If that doesn’t worry you, it should.
The good news is that as data volumes have increased, so have the resources available to help us manage our data. Let’s take a look at six ways you can improve your data quality to minimize risk and maximize opportunity.
1. Determine KPIs
You measure business performance based on indicators like cash flow, growth profit margin, sales, inventory turnover, and revenue growth. All of these keyperformance indicators, or KPIs, depend on data to give you the information you need to succeed. Before you can delve too deeply into data quality improvements, you need to identify the KPIs for each area of your company so you know what data to collect what level of detail you need, and how to create standards that ensure the integrity of your data.
2. Get to know your data
With your KPIs in place, the next step is documenting your data: what data you collect, why you collect it, and where it comes from. Many data warehouses are bursting at the seams with inconsequential pieces of information, and storing all that data gets cumbersome and/or expensive. A data audit will help you identify the data assets you own, determine how and where data is stored, and assess data usage and priorities.
3. Create data standards
Inconsistent data entry and formatting create huge problems for your data warehouse. That was the problem with the Mars Climate Orbiter. Don’t make that same mistake. Data standards ensure that data types and values remain consistent so you don’t end up with duplicate records or misaligned values. Processes like data matching, geocoding, data profiling, and data integration ensure that data adheres to format and entry standards.
It’s also important to document data elements, definitions, and validation rules. This is especially helpful if your data manager moves on to another organization and someone else must step in to lead your data initiatives.
4. Ensure data accuracy
Data validation identifies missing or inaccurate information and supports data integrity. It can be done automatically during the data entry process by flagging inconsistent or missing information. You can also validate data using techniques like loop back verification, which checks information against the data source.
Data accuracy includes normalizing formats, detecting duplicate entries, ensuring that your data sources are accurate and authoritative, and training employees on data entry standards. Data types and values should remain consistent across all records so that you can be confident in the accuracy of your reports.
5. Use a data warehouse to break down silos
You will never harness the power of your data until you can access it reliably. One of the most significant hindrances to effective data usage is storing data in multiple systems. These unconnected data silos cause problems with retrieval and analysis, and they make it nearly impossible to get a consistent picture of your business operations.
Sharing information across your organization helps you make better decisions, retrieve the information you need faster, and promote confidence in your analysis. That’s why data integration is so important. An integrated data solution promotes free exchange of data among all parts of your organization and supports quick, impactful decisions using the most up-to-date and relevant information.
6. Improve data structure
Data structuring is the process of organizing data so that it can be used. Ineffective data structures slow down your analysis and undermine the efficiency of data retrieval. There are many types of data structures, and using them strategically can prevent efficiency bottlenecks by putting data into a useable, manageable format.
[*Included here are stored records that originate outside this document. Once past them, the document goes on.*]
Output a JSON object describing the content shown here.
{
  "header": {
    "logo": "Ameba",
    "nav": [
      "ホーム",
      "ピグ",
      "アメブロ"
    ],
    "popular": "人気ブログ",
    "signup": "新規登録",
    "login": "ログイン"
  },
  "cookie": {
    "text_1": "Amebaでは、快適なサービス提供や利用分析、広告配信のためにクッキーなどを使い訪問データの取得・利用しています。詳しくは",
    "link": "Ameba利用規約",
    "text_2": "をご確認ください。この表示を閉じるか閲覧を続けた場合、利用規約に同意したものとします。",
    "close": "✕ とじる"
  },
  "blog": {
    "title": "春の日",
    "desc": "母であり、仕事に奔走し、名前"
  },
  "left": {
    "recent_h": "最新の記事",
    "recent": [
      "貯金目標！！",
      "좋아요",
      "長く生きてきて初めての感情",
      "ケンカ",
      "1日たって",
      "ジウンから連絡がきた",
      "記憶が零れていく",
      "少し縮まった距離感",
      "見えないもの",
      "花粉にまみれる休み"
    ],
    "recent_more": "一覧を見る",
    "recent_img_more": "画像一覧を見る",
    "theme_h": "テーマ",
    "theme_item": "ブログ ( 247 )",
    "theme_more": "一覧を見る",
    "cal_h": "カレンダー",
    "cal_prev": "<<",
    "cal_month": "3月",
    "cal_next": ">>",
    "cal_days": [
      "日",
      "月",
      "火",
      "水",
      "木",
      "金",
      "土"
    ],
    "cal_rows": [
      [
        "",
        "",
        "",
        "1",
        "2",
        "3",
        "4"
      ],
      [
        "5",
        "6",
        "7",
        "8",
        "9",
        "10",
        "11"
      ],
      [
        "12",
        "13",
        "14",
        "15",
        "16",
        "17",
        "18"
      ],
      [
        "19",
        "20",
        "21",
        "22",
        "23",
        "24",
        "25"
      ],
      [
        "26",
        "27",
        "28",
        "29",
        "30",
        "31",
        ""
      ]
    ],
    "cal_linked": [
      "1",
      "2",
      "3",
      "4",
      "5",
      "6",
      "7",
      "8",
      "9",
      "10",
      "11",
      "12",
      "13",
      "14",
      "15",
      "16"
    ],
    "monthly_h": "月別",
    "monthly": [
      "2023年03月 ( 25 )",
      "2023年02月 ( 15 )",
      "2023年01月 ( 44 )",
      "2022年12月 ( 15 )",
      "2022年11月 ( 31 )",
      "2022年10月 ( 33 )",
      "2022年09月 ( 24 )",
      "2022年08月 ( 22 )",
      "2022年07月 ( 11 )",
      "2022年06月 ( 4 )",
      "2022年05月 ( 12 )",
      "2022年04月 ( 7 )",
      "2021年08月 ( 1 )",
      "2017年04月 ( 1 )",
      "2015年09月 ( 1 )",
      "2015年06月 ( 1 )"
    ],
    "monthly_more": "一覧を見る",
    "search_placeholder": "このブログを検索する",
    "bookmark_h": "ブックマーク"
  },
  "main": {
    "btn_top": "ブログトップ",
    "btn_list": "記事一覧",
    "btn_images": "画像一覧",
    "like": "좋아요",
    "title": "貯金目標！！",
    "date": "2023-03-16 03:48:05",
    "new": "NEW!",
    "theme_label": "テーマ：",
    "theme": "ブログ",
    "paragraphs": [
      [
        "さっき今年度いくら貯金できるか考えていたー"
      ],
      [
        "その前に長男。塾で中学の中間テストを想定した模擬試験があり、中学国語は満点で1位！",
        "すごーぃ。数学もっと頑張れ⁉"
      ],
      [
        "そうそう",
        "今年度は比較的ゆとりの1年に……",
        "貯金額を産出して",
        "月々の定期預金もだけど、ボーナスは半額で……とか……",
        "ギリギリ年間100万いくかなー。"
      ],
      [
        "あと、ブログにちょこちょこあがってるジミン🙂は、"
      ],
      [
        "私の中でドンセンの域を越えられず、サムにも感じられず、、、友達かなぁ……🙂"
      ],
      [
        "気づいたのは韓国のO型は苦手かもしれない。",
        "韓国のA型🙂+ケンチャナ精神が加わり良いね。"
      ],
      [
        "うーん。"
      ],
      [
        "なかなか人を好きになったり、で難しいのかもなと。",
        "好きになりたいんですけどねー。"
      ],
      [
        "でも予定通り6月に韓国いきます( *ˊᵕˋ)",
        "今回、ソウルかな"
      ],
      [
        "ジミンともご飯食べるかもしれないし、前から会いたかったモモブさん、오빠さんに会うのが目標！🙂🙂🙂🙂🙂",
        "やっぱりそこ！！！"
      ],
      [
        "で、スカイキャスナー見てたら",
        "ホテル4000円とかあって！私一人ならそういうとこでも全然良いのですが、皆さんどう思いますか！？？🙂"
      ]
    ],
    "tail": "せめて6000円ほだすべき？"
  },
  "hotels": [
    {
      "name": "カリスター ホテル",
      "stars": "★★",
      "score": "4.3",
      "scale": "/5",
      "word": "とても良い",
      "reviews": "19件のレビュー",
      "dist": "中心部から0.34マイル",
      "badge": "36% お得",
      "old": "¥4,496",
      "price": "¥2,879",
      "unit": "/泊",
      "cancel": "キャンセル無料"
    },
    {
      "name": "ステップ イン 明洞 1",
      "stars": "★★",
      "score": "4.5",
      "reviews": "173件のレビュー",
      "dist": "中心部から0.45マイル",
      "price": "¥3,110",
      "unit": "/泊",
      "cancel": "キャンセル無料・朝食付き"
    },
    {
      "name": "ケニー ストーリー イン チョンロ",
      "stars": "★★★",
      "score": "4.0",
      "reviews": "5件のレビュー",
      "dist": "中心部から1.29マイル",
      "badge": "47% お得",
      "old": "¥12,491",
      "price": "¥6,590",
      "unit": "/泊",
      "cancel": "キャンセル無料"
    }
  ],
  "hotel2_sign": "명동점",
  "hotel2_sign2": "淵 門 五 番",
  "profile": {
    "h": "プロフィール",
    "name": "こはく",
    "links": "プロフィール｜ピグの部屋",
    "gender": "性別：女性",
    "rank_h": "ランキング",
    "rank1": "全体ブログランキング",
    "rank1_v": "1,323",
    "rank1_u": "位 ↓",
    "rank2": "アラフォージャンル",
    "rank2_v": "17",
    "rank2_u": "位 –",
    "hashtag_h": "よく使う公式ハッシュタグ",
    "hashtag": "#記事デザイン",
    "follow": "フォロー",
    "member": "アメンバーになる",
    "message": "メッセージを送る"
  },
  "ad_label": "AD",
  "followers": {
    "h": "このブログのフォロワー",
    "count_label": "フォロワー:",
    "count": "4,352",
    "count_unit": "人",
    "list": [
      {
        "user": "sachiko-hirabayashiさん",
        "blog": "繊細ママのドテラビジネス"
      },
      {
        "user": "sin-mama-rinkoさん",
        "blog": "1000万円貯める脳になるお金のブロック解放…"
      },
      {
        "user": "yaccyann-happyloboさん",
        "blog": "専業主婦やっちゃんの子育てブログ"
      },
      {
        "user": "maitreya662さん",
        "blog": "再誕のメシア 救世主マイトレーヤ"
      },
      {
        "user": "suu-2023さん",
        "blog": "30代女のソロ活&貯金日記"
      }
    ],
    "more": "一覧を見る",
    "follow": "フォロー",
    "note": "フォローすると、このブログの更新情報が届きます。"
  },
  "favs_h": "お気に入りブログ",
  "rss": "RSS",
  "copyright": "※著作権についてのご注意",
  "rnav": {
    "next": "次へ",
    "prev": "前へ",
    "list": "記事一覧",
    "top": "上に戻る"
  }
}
Is all this effort really worth it? Think of data quality improvements as investments with exponential returns. Data management is a complex issue, and problems with quality and structure won’t be solved quickly. But when you begin making incremental improvements to the quality of your data you will see fewer errors, fewer costly mistakes, and more profitable business decisions. And that will prove to be worth it every time.